James Heath has gone from collecting cash for his family business to hopefully collecting the winnings many believe he’s overdue from golf at the SSE Scottish Hydro Challenge.
The 33-year-old was once a highly rated amateur prospect feted by Sir Nick Faldo but admitted “life got in the way” of his golf game as he tried to make his way in the professional game.
This winter he was even reduced to collecting cash owed to his father’s heating business in New Malden in south west London, but he’s aiming to pick up a sizeable amount for his own pocket this weekend.
Yesterday before the long-predicted rain and lightning eventually arrived to cause a three-and-a-half-hour delay to play at Macdonald Hotel’s Spey Valley course, Heath raced round in a hugely impressive nine-under 62, which would have equalled Brooks Koepka’s course record had preferred lies not been in operation.
Heath still trailed Northern Ireland’s Chris Selfridge by a shot on a day which once again illustrated the incredible quality of the Challenge Tour. The 24-year-old leads on 13-under after a 65 and a 64, the cut mark was hovering at three-under and unless you had at least a 66 on one of your cards, you’re weren’t going to be troubling the top of the leaderboard.

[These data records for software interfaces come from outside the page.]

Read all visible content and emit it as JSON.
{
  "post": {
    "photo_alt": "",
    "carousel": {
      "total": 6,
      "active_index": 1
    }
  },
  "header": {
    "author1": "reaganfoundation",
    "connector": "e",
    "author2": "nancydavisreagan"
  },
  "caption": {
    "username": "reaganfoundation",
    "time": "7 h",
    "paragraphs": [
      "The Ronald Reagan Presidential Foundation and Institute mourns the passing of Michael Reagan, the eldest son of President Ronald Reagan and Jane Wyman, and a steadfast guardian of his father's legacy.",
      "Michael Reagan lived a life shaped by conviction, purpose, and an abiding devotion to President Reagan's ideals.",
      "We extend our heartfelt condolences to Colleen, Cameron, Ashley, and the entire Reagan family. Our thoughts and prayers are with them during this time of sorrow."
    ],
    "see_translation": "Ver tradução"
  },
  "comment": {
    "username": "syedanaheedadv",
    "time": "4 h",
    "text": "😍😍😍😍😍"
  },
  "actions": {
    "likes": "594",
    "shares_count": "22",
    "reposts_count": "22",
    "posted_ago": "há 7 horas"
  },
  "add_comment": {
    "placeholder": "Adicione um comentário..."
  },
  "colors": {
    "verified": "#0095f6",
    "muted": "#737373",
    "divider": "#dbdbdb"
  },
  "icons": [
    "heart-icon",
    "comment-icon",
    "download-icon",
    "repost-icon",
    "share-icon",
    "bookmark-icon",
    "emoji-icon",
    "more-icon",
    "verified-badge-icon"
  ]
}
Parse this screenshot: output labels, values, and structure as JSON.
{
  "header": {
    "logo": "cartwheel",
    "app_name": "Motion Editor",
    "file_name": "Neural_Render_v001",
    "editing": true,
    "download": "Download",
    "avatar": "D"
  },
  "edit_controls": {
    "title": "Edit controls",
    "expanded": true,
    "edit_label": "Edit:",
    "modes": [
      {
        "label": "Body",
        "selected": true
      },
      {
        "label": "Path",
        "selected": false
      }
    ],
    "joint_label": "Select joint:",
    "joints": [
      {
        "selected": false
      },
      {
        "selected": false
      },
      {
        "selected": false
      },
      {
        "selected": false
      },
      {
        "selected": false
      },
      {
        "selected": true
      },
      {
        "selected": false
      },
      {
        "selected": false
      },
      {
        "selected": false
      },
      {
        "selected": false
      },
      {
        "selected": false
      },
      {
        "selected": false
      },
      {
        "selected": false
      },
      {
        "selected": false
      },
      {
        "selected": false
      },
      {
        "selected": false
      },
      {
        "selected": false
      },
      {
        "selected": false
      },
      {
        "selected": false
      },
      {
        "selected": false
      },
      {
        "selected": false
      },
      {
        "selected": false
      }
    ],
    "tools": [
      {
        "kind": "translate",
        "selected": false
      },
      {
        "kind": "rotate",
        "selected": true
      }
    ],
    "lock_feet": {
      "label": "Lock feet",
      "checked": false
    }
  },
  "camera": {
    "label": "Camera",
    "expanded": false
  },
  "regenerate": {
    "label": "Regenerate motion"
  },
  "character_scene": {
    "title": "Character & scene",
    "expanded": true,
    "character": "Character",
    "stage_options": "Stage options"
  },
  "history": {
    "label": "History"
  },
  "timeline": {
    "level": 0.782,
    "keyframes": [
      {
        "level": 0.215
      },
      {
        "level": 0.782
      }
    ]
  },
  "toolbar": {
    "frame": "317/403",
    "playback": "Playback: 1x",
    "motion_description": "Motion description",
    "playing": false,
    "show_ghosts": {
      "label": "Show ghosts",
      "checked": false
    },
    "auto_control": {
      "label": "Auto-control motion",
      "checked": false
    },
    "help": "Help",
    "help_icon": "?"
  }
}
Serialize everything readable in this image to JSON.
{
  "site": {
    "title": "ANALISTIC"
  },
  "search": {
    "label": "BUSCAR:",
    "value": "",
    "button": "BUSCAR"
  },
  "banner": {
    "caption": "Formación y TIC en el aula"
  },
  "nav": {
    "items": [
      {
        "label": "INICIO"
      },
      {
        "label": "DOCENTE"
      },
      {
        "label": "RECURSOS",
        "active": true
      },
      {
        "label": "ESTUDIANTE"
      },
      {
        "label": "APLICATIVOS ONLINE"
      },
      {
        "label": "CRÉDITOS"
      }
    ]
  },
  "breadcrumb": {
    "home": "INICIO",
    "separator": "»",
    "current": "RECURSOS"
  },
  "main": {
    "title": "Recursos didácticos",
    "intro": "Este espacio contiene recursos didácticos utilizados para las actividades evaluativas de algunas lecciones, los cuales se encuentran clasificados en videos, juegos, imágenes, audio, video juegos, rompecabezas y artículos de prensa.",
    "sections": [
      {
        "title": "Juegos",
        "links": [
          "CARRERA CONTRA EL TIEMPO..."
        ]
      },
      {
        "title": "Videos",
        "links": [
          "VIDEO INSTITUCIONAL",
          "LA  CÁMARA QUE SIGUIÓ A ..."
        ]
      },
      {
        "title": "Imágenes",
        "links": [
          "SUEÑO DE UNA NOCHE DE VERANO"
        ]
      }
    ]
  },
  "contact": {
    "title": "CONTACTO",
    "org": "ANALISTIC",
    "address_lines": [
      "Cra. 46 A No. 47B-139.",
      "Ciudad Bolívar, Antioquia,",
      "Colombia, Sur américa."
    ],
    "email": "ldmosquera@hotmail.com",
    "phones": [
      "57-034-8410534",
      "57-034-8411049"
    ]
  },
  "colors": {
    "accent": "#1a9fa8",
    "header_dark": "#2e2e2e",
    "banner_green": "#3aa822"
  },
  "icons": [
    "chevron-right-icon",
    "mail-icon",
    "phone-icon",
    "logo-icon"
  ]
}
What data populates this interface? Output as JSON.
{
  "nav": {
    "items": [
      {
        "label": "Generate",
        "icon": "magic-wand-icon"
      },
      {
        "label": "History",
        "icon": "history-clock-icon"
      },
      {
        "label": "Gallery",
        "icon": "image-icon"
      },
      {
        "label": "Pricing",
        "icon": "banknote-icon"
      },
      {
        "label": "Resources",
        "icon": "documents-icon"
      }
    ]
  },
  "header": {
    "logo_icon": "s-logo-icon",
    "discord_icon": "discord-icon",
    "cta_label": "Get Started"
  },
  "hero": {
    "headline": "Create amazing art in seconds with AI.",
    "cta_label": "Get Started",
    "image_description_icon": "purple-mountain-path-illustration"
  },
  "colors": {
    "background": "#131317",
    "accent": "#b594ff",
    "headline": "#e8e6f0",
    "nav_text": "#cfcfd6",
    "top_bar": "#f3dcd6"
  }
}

Heath admits that he’s needed “little nuggets” every so often to restore his faith that he can make it at the top level, and yesterday was obviously one of those.
“As with all good rounds it felt like a breeze, a couple of 25-footers go in and you reach a couple of par fives in two,” he said.
“I was tipped by some to go quite far many years ago, but far too much has gone since then. Life got in the way a bit and really I just didn’t play good enough.
“But I’m still just trying to stick at it. There have been too many times to count over the years when I have doubted myself, it has been a real rollercoaster, but I seem to have cracked on and I’ve just managed to keep my head above water.”
Selfridge played well here last year and obviously has a liking for the Aviemore track, adding a 64 to his first round 65.
“Momentum is massive in golf, there’s no getting around that,” he said. “Whenever you make that big putt and you head to the next tee, you feel like you’re floating at times, so it was very important today.
“I played quite well here last year and I love the venue; really I think back over my career and think, have I ever played better over two rounds than this week? Probably not, but there’s such a long way to go and golf is a cruel game at times so I’m well aware of what can happen.”
And he has the best of both worlds for relaxing when he gets off the course and watches the Boys In Green from both sides of the border.
“I support both Irish teams quite closely and it’s brilliant to see them both going through,” he said. “It’s actually been a great distraction – everyone you meet or play with is talking about it.
“It’s good to see and I hope both teams do well. I fancy Northern Ireland to beat Wales but we’ll see how it goes.”
Play was suspended at 3.35 pm with the first groups of the second wave of the field having just passed the turn, and only five of the 27 Scots in the field inside the cut mark.
George Murray and Peter Whiteford were standing pat on their first round scores but the most progress was being made by two amateurs, Connor Syme and Robert MacIntyre.
Amateur finalist MacIntyre followed his 69 with a 70 to be just inside the cut mark at three-under while Drumoig’s Syme was an impressive four-under for 11 holes of his second round when the weather brought a halt to proceedings.